*PROBLEM TO SOLVE:* Every line in the listing below that holds the word "smooth" should be returned.

Content starts

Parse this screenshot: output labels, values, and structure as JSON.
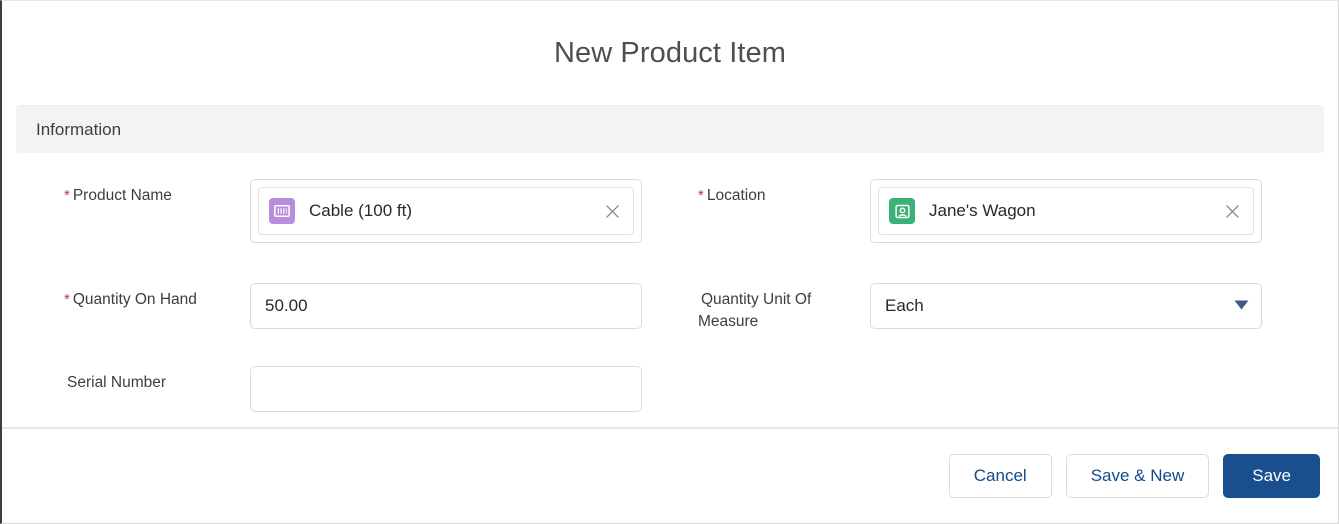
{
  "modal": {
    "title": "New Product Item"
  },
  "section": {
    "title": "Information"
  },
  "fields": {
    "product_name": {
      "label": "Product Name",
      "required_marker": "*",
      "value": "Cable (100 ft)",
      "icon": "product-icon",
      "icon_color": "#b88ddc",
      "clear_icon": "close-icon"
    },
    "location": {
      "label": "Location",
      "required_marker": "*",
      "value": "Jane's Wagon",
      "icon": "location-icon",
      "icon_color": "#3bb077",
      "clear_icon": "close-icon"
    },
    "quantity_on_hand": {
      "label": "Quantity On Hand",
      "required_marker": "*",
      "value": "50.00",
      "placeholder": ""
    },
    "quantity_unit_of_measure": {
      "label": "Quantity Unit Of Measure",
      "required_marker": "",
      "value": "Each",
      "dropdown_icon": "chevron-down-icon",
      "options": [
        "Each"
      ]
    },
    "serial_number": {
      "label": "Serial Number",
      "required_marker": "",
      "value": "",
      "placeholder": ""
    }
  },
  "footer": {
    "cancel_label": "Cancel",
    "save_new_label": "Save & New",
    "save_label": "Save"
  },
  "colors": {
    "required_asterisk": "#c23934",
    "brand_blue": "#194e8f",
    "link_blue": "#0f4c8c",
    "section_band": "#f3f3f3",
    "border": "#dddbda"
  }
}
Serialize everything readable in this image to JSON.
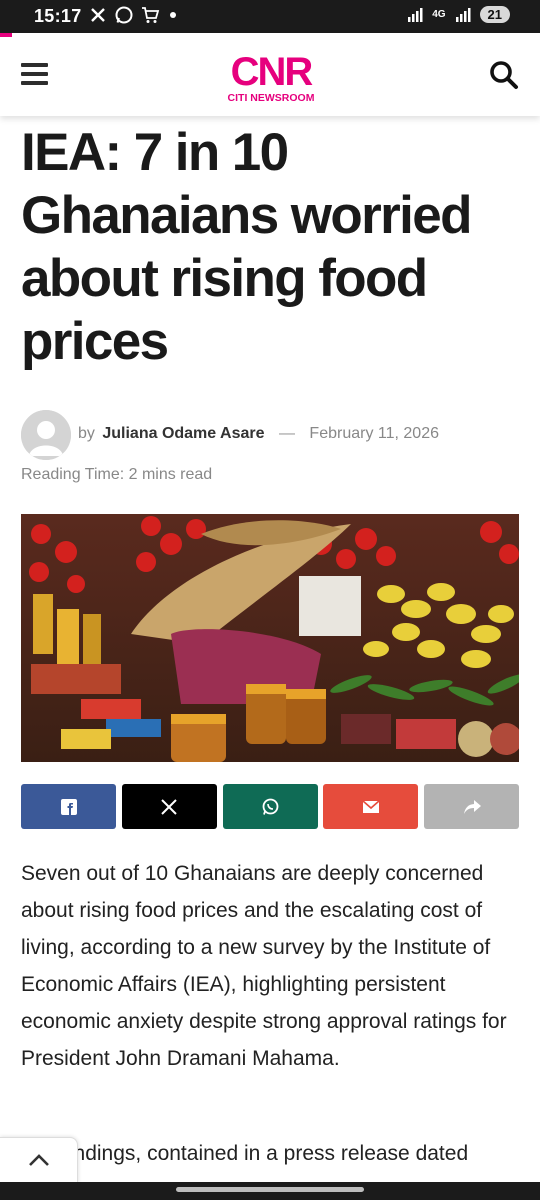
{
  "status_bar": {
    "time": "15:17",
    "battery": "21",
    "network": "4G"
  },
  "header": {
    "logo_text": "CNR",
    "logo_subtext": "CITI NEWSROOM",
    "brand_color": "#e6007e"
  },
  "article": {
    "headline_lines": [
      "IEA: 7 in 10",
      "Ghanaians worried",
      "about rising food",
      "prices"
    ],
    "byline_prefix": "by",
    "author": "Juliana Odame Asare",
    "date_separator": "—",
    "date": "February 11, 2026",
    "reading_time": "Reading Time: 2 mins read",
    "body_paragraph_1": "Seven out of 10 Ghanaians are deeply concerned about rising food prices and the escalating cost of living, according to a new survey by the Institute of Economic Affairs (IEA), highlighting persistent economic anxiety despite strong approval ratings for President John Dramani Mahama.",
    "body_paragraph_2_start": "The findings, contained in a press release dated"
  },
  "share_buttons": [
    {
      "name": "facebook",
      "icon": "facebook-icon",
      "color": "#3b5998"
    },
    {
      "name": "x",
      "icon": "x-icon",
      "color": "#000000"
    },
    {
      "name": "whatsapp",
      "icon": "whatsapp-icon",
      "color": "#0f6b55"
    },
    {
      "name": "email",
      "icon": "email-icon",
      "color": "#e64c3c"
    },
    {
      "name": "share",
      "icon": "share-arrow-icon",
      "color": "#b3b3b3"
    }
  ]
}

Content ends
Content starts

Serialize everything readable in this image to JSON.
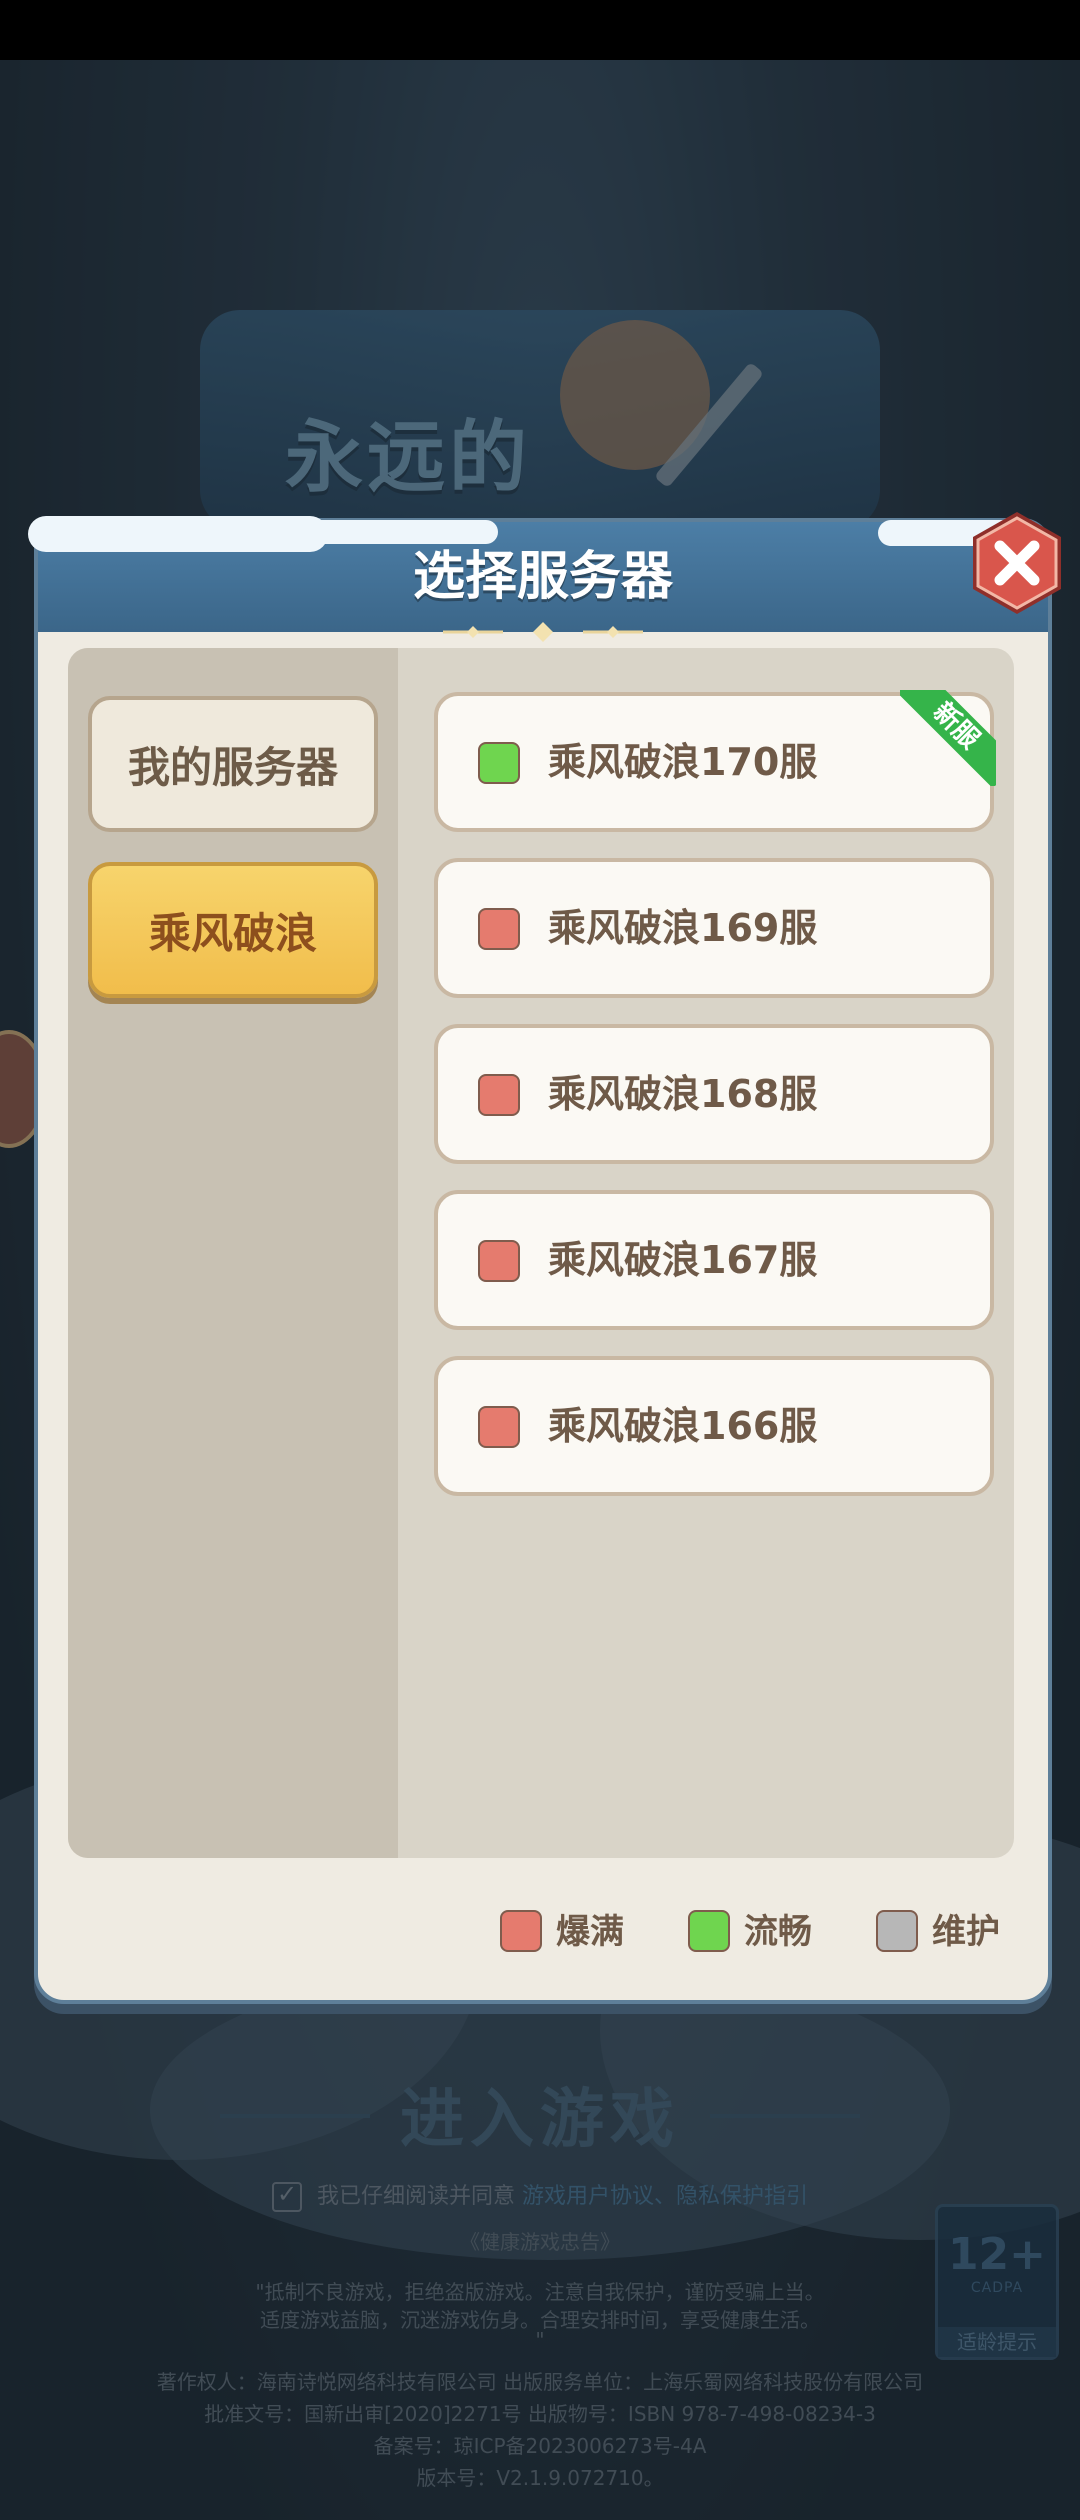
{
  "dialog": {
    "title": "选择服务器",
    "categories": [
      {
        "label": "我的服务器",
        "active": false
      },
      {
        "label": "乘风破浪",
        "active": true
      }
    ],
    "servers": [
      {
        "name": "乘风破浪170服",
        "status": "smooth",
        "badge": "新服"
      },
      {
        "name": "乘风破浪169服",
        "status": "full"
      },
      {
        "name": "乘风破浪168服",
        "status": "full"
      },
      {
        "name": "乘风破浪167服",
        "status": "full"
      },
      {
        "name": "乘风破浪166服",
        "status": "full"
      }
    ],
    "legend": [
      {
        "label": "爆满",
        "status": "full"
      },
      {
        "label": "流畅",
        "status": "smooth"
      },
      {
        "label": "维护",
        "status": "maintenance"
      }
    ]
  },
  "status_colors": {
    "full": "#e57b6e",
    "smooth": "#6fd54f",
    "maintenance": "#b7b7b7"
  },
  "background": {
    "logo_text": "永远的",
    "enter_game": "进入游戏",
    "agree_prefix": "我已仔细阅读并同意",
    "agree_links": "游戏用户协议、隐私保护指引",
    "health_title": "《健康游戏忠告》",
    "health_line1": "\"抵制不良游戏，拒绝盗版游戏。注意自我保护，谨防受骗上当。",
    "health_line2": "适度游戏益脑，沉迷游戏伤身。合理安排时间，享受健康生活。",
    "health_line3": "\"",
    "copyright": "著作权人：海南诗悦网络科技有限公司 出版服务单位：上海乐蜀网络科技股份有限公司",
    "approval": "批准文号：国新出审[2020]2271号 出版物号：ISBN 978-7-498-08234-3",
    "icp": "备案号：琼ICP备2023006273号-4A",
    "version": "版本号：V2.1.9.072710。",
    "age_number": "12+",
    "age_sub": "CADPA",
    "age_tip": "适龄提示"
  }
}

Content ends

*RESULT OF THE EXERCISE:*
        "status": "smooth",
        "status": "smooth"
    "smooth": "#6fd54f",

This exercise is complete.